───── DATA RECORDS ─────

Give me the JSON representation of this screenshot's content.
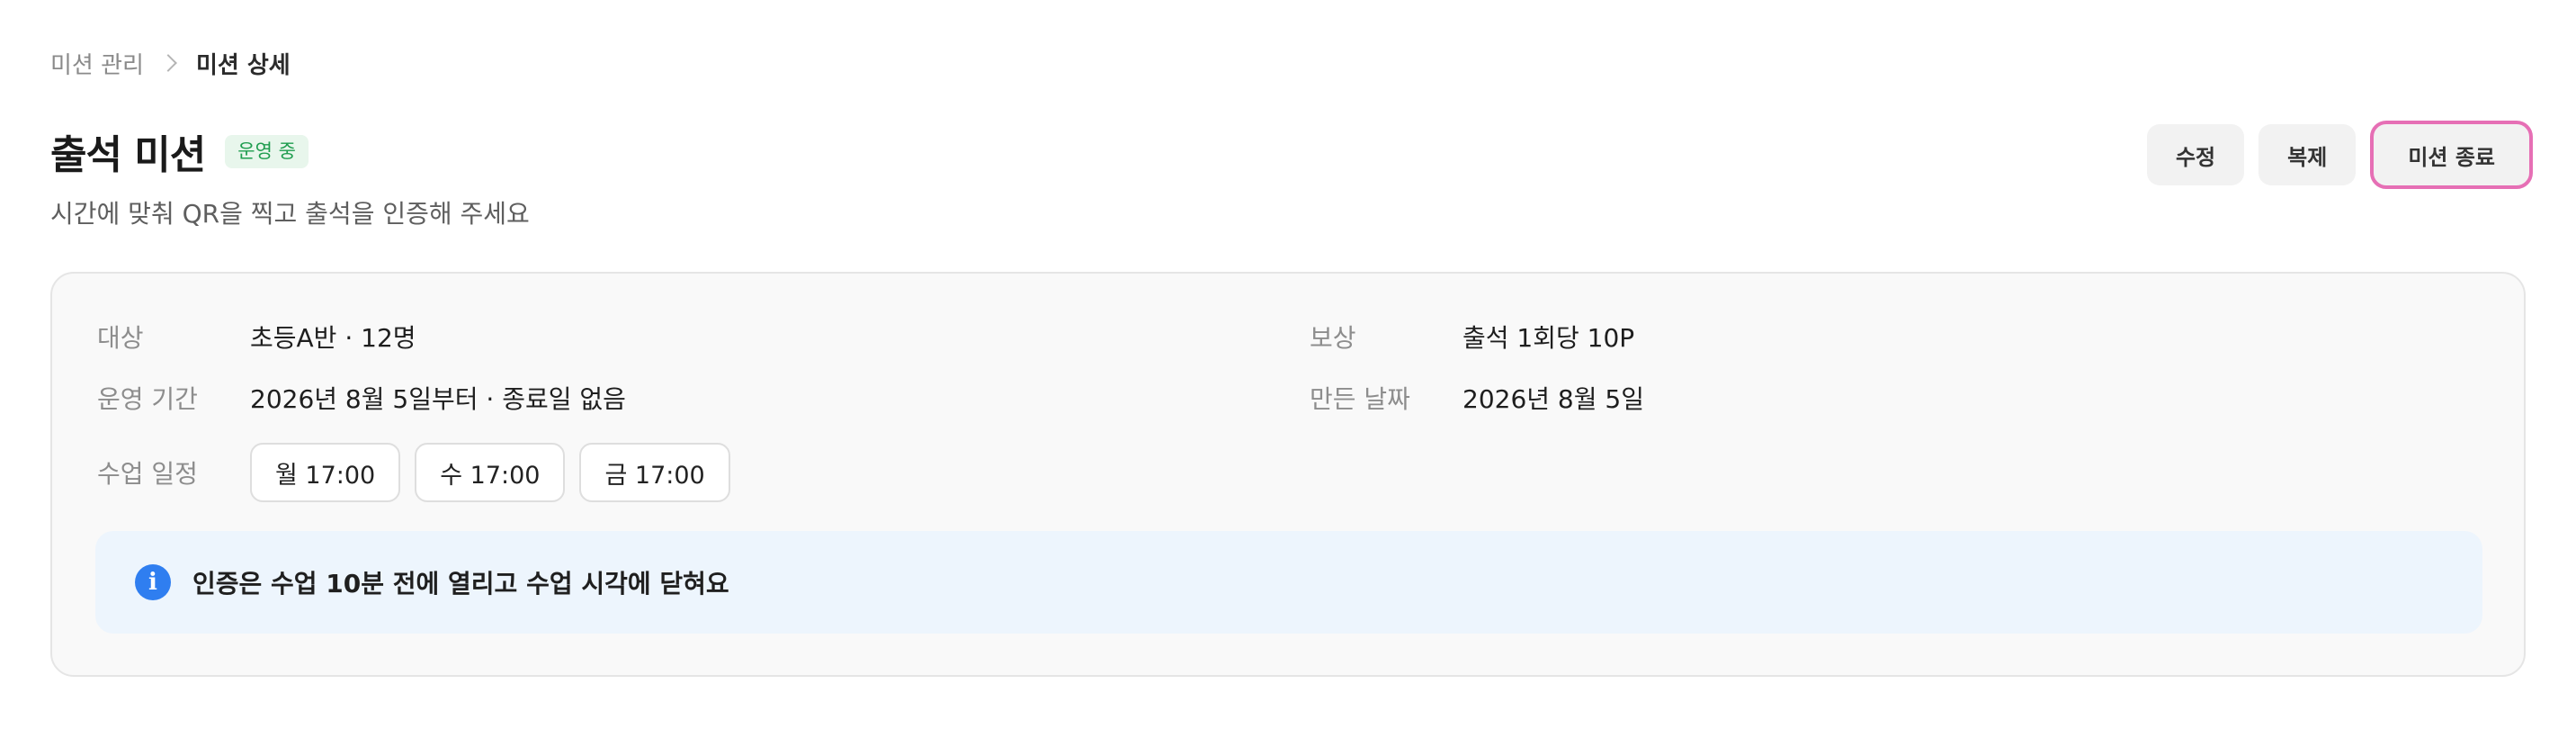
{
  "breadcrumb": {
    "parent": "미션 관리",
    "current": "미션 상세"
  },
  "header": {
    "title": "출석 미션",
    "status": "운영 중",
    "subtitle": "시간에 맞춰 QR을 찍고 출석을 인증해 주세요"
  },
  "actions": {
    "edit": "수정",
    "duplicate": "복제",
    "end": "미션 종료"
  },
  "details": {
    "target_label": "대상",
    "target_value": "초등A반 · 12명",
    "period_label": "운영 기간",
    "period_value": "2026년 8월 5일부터 · 종료일 없음",
    "reward_label": "보상",
    "reward_value": "출석 1회당 10P",
    "created_label": "만든 날짜",
    "created_value": "2026년 8월 5일",
    "schedule_label": "수업 일정",
    "schedule": [
      "월 17:00",
      "수 17:00",
      "금 17:00"
    ]
  },
  "notice": {
    "icon": "info-icon",
    "text": "인증은 수업 10분 전에 열리고 수업 시각에 닫혀요"
  },
  "colors": {
    "status_badge_bg": "#e8f6ec",
    "status_badge_text": "#1f9d4f",
    "end_button_highlight": "#e66fb5",
    "notice_bg": "#edf5fd",
    "info_icon": "#2f7ef0"
  }
}
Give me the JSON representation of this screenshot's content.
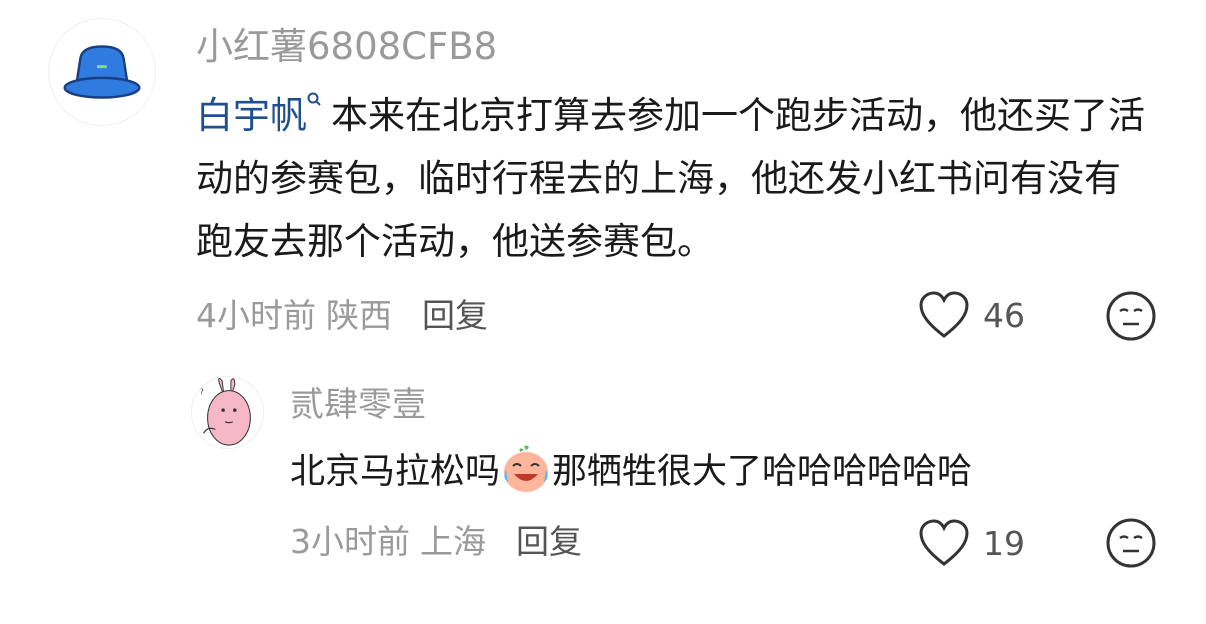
{
  "comment": {
    "username": "小红薯6808CFB8",
    "mention": "白宇帆",
    "text": "本来在北京打算去参加一个跑步活动，他还买了活动的参赛包，临时行程去的上海，他还发小红书问有没有跑友去那个活动，他送参赛包。",
    "time": "4小时前",
    "location": "陕西",
    "reply_label": "回复",
    "like_count": "46",
    "avatar_icon": "bucket-hat-avatar",
    "accent_color": "#1f4f8f"
  },
  "reply": {
    "username": "贰肆零壹",
    "text_before_emoji": "北京马拉松吗",
    "emoji_icon": "crying-laughing-peach-emoji",
    "text_after_emoji": "那牺牲很大了哈哈哈哈哈哈",
    "time": "3小时前",
    "location": "上海",
    "reply_label": "回复",
    "like_count": "19",
    "avatar_icon": "pink-rabbit-avatar"
  }
}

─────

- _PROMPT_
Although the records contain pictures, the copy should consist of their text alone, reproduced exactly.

- _TASK SOLUTION_
Give me the JSON representation of this screenshot's content.
{
  "breadcrumb": {
    "parent": "미션 관리",
    "current": "미션 상세"
  },
  "header": {
    "title": "출석 미션",
    "status": "운영 중",
    "subtitle": "시간에 맞춰 QR을 찍고 출석을 인증해 주세요"
  },
  "actions": {
    "edit": "수정",
    "duplicate": "복제",
    "end": "미션 종료"
  },
  "details": {
    "target_label": "대상",
    "target_value": "초등A반 · 12명",
    "period_label": "운영 기간",
    "period_value": "2026년 8월 5일부터 · 종료일 없음",
    "reward_label": "보상",
    "reward_value": "출석 1회당 10P",
    "created_label": "만든 날짜",
    "created_value": "2026년 8월 5일",
    "schedule_label": "수업 일정",
    "schedule": [
      "월 17:00",
      "수 17:00",
      "금 17:00"
    ]
  },
  "notice": {
    "icon": "info-icon",
    "text": "인증은 수업 10분 전에 열리고 수업 시각에 닫혀요"
  },
  "colors": {
    "status_badge_bg": "#e8f6ec",
    "status_badge_text": "#1f9d4f",
    "end_button_highlight": "#e66fb5",
    "notice_bg": "#edf5fd",
    "info_icon": "#2f7ef0"
  }
}
Give me the JSON representation of this screenshot's content.
{
  "comment": {
    "username": "小红薯6808CFB8",
    "mention": "白宇帆",
    "text": "本来在北京打算去参加一个跑步活动，他还买了活动的参赛包，临时行程去的上海，他还发小红书问有没有跑友去那个活动，他送参赛包。",
    "time": "4小时前",
    "location": "陕西",
    "reply_label": "回复",
    "like_count": "46",
    "avatar_icon": "bucket-hat-avatar",
    "accent_color": "#1f4f8f"
  },
  "reply": {
    "username": "贰肆零壹",
    "text_before_emoji": "北京马拉松吗",
    "emoji_icon": "crying-laughing-peach-emoji",
    "text_after_emoji": "那牺牲很大了哈哈哈哈哈哈",
    "time": "3小时前",
    "location": "上海",
    "reply_label": "回复",
    "like_count": "19",
    "avatar_icon": "pink-rabbit-avatar"
  }
}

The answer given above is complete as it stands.